**Work order**
Would you repeat every line of the data exactly?

:: Material for the task ::

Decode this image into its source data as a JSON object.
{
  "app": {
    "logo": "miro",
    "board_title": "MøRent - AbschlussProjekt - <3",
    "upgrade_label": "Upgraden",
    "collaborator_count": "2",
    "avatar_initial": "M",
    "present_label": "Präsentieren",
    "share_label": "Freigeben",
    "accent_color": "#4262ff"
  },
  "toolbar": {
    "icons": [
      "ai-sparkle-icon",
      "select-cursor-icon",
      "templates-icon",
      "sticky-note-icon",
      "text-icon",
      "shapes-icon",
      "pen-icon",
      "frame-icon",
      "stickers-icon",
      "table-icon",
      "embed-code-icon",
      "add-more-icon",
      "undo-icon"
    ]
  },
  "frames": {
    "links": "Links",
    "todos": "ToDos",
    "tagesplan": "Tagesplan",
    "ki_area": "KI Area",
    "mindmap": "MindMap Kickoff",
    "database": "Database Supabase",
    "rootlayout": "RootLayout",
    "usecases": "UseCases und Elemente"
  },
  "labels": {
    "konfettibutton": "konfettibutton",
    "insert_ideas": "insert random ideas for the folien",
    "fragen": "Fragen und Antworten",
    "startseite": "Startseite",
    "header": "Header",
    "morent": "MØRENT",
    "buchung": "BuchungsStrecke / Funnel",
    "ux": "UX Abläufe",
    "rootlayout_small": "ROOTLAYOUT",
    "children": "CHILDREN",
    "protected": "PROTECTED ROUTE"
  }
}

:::

**Output of the exercise**
Decode this image into its source data as a JSON object.
{
  "app": {
    "logo": "miro",
    "board_title": "MøRent - AbschlussProjekt - <3",
    "upgrade_label": "Upgraden",
    "collaborator_count": "2",
    "avatar_initial": "M",
    "present_label": "Präsentieren",
    "share_label": "Freigeben",
    "accent_color": "#4262ff"
  },
  "toolbar": {
    "icons": [
      "ai-sparkle-icon",
      "select-cursor-icon",
      "templates-icon",
      "sticky-note-icon",
      "text-icon",
      "shapes-icon",
      "pen-icon",
      "frame-icon",
      "stickers-icon",
      "table-icon",
      "embed-code-icon",
      "add-more-icon",
      "undo-icon"
    ]
  },
  "frames": {
    "links": "Links",
    "todos": "ToDos",
    "tagesplan": "Tagesplan",
    "ki_area": "KI Area",
    "mindmap": "MindMap Kickoff",
    "database": "Database Supabase",
    "rootlayout": "RootLayout",
    "usecases": "UseCases und Elemente"
  },
  "labels": {
    "konfettibutton": "konfettibutton",
    "insert_ideas": "insert random ideas for the folien",
    "fragen": "Fragen und Antworten",
    "startseite": "Startseite",
    "header": "Header",
    "morent": "MØRENT",
    "buchung": "BuchungsStrecke / Funnel",
    "ux": "UX Abläufe",
    "rootlayout_small": "ROOTLAYOUT",
    "children": "CHILDREN",
    "protected": "PROTECTED ROUTE"
  }
}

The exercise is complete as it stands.